A federal judge in Virginia has ruled that the government doesn’t need a warrant in order to hack into your computer.
“FBI agents who exploit a vulnerability in an online network do not violate the Fourth Amendment,” Judge Henry Morgan, Jr. wrote, in his opinion and order for the Eastern District of Virginia.
The ruling on June 23 was one of many involving the FBI’s takeover of the dark web “Playpen” website, which served as a forum for anonymous Tor users to browse and share child pornography. Though the website has few public supporters, the case has been controversial in security and privacy circles.
That’s because the FBI did not immediately shut it down.
Instead, it seized the site and kept it online for a couple of weeks, hacking more than 1,000 computers in the process with what it called a “network investigative technique.” NIT is a government term for what basically amounts to malicious software that will uncover a user’s identity and report back to the host.

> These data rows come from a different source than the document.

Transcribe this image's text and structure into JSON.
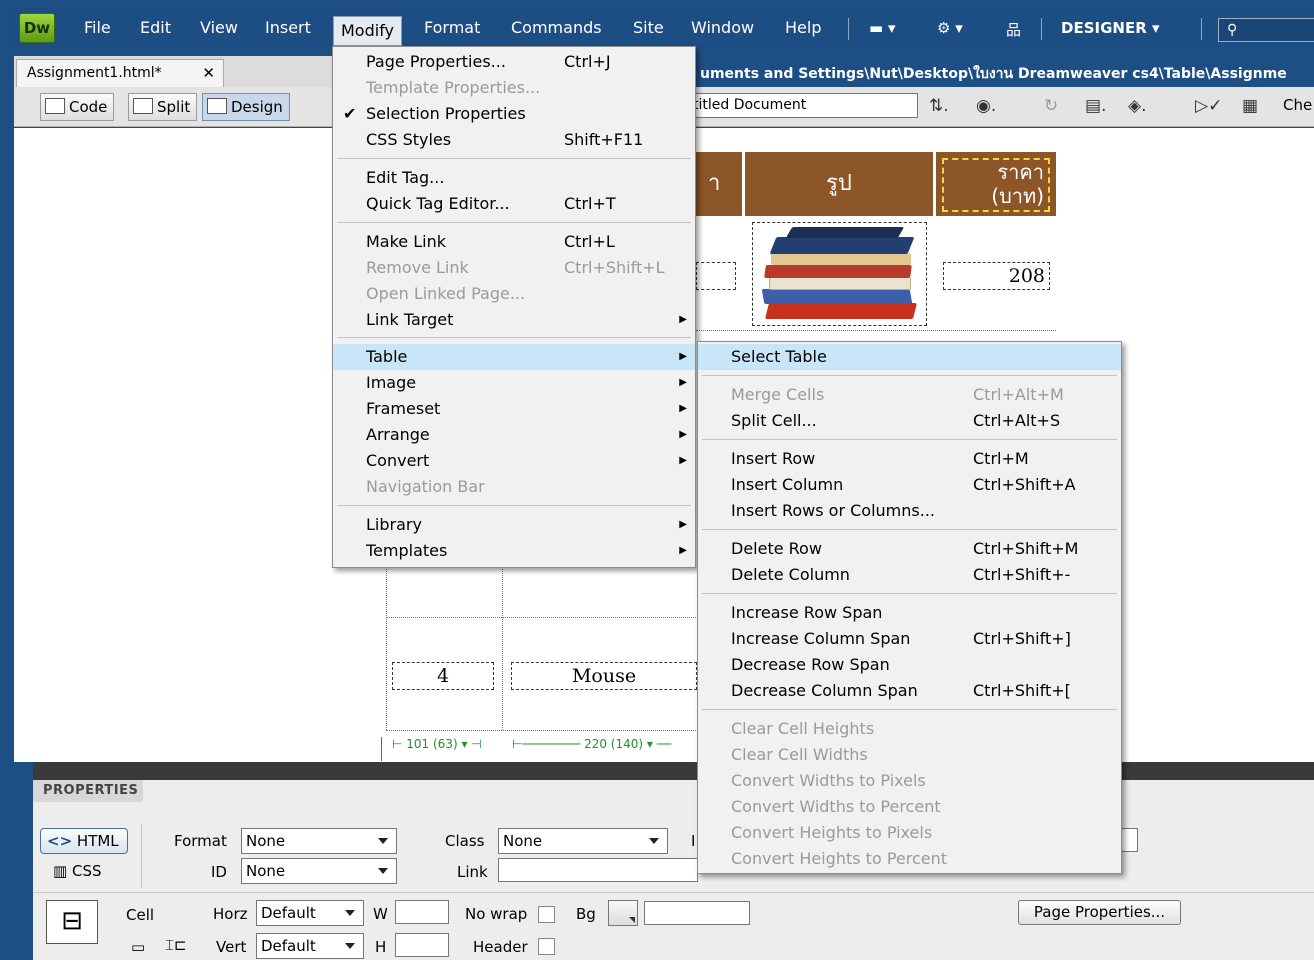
{
  "app": {
    "logo": "Dw",
    "menus": [
      "File",
      "Edit",
      "View",
      "Insert",
      "Modify",
      "Format",
      "Commands",
      "Site",
      "Window",
      "Help"
    ],
    "workspace": "DESIGNER"
  },
  "document": {
    "tab": "Assignment1.html*",
    "tab_close": "✕",
    "path": "uments and Settings\\Nut\\Desktop\\ใบงาน Dreamweaver cs4\\Table\\Assignme",
    "views": {
      "code": "Code",
      "split": "Split",
      "design": "Design"
    },
    "title_value": "titled Document",
    "check_label": "Che"
  },
  "table": {
    "headers": [
      "า",
      "รูป",
      "ราคา (บาท)"
    ],
    "price": "208",
    "row4": {
      "num": "4",
      "name": "Mouse"
    },
    "widths": {
      "col1": "101 (63)",
      "col2": "220 (140)"
    }
  },
  "modify_menu": {
    "items": [
      {
        "label": "Page Properties...",
        "shortcut": "Ctrl+J"
      },
      {
        "label": "Template Properties...",
        "disabled": true
      },
      {
        "label": "Selection Properties",
        "checked": true
      },
      {
        "label": "CSS Styles",
        "shortcut": "Shift+F11"
      },
      {
        "label": "Edit Tag..."
      },
      {
        "label": "Quick Tag Editor...",
        "shortcut": "Ctrl+T"
      },
      {
        "label": "Make Link",
        "shortcut": "Ctrl+L"
      },
      {
        "label": "Remove Link",
        "shortcut": "Ctrl+Shift+L",
        "disabled": true
      },
      {
        "label": "Open Linked Page...",
        "disabled": true
      },
      {
        "label": "Link Target",
        "submenu": true
      },
      {
        "label": "Table",
        "submenu": true,
        "highlighted": true
      },
      {
        "label": "Image",
        "submenu": true
      },
      {
        "label": "Frameset",
        "submenu": true
      },
      {
        "label": "Arrange",
        "submenu": true
      },
      {
        "label": "Convert",
        "submenu": true
      },
      {
        "label": "Navigation Bar",
        "disabled": true
      },
      {
        "label": "Library",
        "submenu": true
      },
      {
        "label": "Templates",
        "submenu": true
      }
    ]
  },
  "table_submenu": {
    "items": [
      {
        "label": "Select Table",
        "highlighted": true
      },
      {
        "label": "Merge Cells",
        "shortcut": "Ctrl+Alt+M",
        "disabled": true
      },
      {
        "label": "Split Cell...",
        "shortcut": "Ctrl+Alt+S"
      },
      {
        "label": "Insert Row",
        "shortcut": "Ctrl+M"
      },
      {
        "label": "Insert Column",
        "shortcut": "Ctrl+Shift+A"
      },
      {
        "label": "Insert Rows or Columns..."
      },
      {
        "label": "Delete Row",
        "shortcut": "Ctrl+Shift+M"
      },
      {
        "label": "Delete Column",
        "shortcut": "Ctrl+Shift+-"
      },
      {
        "label": "Increase Row Span"
      },
      {
        "label": "Increase Column Span",
        "shortcut": "Ctrl+Shift+]"
      },
      {
        "label": "Decrease Row Span"
      },
      {
        "label": "Decrease Column Span",
        "shortcut": "Ctrl+Shift+["
      },
      {
        "label": "Clear Cell Heights",
        "disabled": true
      },
      {
        "label": "Clear Cell Widths",
        "disabled": true
      },
      {
        "label": "Convert Widths to Pixels",
        "disabled": true
      },
      {
        "label": "Convert Widths to Percent",
        "disabled": true
      },
      {
        "label": "Convert Heights to Pixels",
        "disabled": true
      },
      {
        "label": "Convert Heights to Percent",
        "disabled": true
      }
    ]
  },
  "properties": {
    "title": "PROPERTIES",
    "html_btn": "HTML",
    "css_btn": "CSS",
    "format_label": "Format",
    "format_value": "None",
    "class_label": "Class",
    "class_value": "None",
    "id_label": "ID",
    "id_value": "None",
    "link_label": "Link",
    "cell_label": "Cell",
    "horz_label": "Horz",
    "horz_value": "Default",
    "vert_label": "Vert",
    "vert_value": "Default",
    "w_label": "W",
    "h_label": "H",
    "nowrap_label": "No wrap",
    "header_label": "Header",
    "bg_label": "Bg",
    "page_props_btn": "Page Properties...",
    "cut_label": "I"
  }
}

The deployment of the NIT — which amounts to government hacking — had been argued as a violation of the Fourth Amendment, which protects against unreasonable search and seizure. The FBI in this case did get a warrant first, but the judge ruled that they didn’t even need that, because, he wrote that users on the internet should have no “objectively reasonable expectation of privacy.”
“The government did not need to obtain a warrant before deploying the NIT and obtaining the Defendant’s IP address in this case,” the judge wrote. “So any potential defects in the warrant or in the issuance of a warrant are immaterial.”
He added that the use of the NIT to capture the defendant’s IP address did not actually count as a search.
That’s a ruling that the Electronic Frontier Foundation called “dangerously flawed,” though it noted that the opinion is not controlling precedent throughout the country.
“The implications for the decision, if upheld, are staggering,” the EFF’s Mark Rumold wrote. “Law enforcement would be free to remotely search and seize information from your computer, without a warrant, without probable cause, or without any suspicion at all.”
Tech Insider discussed the case with Bradley Moss, a national security lawyer, who said the judge threaded the needle narrowly so it would later hold up to scrutiny.
“The judge caveated that conclusion, however,” Moss told TI. “By noting that the NIT only obtained the identifying information (the IP address) and did not cross the line between collecting addressing information and gathering the contents of any suspect’s computer.”
Moss believes the case would hold up if appealed “by the skin of its teeth,” though he brought up a semi-related decision that was decided last year by the Supreme Court. In a ruling in March 2015, the court ruled that a government placing a GPS tracker on you, your car, or your stuff counts as a search that requires a warrant.
Which, it could be argued, is very similar to computer code being placed on your computer in order to track you as well.
“I think the ruling will hold up,” said Moss, but “it’s a practice that should remain subject to vigorous oversight.”